Tuesday, 9 August 2016

This Week in the Lab - Prairie Pest Monitoring

Throughout this summer, the IPM lab at the Beaverlodge Research Farm performs weekly monitoring to support the Prairie Pest Monitoring Network (PPMN).  On a weekly basis, Staff perform outings to collect and deploy insect traps at canola fields in the area to help obtain data to represent the region. Target insects include flea beetles, diamondback moths, swede midge, red clover casebearers, bertha armyworm, wheat midge, grasshoppers, and lygus bugs (protocols and descriptions for each insect pest can be accessed at http://insectpestmanagement.blogspot.ca/p/blog-page.html).
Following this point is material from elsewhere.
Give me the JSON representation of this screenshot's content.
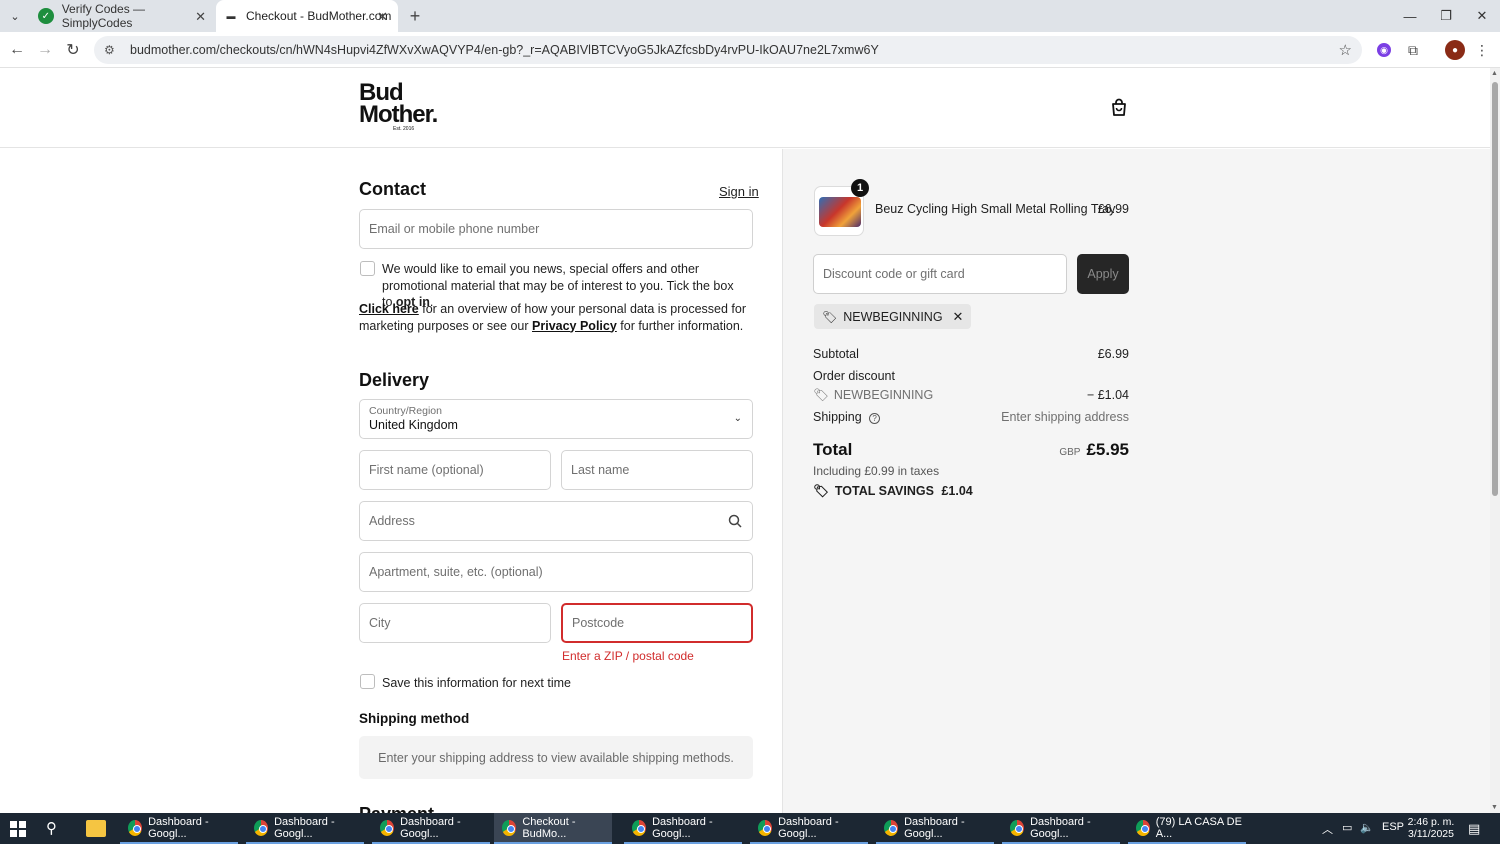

These insects, by way of their feeding on leaves, buds, flowers, stems, and seeds cause economic levels of damage either by reducing quality or yield when outbreak populations are not detected or managed at the proper time. Thus, the weekly PPMN outings were necessary to monitor and assess arthropod species and densities throughout the growing season at various fields in the Peace River region. Monitoring species diversity and densities helps us understand the biology of these organisms and provides insight into interactions between the host plants they affect and even some of the natural enemies that help regulate their densities in field crop situations.  

In canola, sticky card and pheromone traps were deployed mid-May at commercial fields of canola just after they were seeded.  Monitoring continued weekly until traps were retrieved early in August as the seeds within canola pods were beginning to change colour.  On August 2nd, all of the traps at the two sites situated in the BC-side of the Peace River region were taken down.  On August 9th, all the traps at the seven sites in the Alberta-side of the Peace River region were taken down. The last picture shown below is from Wilson’s canola field (site id: 2016-005) on August 9th, 2016, when the mean canola growth rating stage was a 5.2 (Harper and Berkenkamp 1975).

Figure 1. Development of the canola at Site ID#2016-005 from May to August of 2016 (Upper L to Lower R) from seeding, cotyledon, rosette, flowering, and pod stages. Photo credits: Celine, Jadin, Emily and Kaitlin.

The past three months in the IPM lab have represented a roller coaster of experiences.  As the final weeks zoom by, I’d like to thank everyone at BRF for being so amazing, helpful, and for being a part of this journey. Here’s to mosquito bites and canola - Cheers everyone and wishing you all the best! :)

- Celine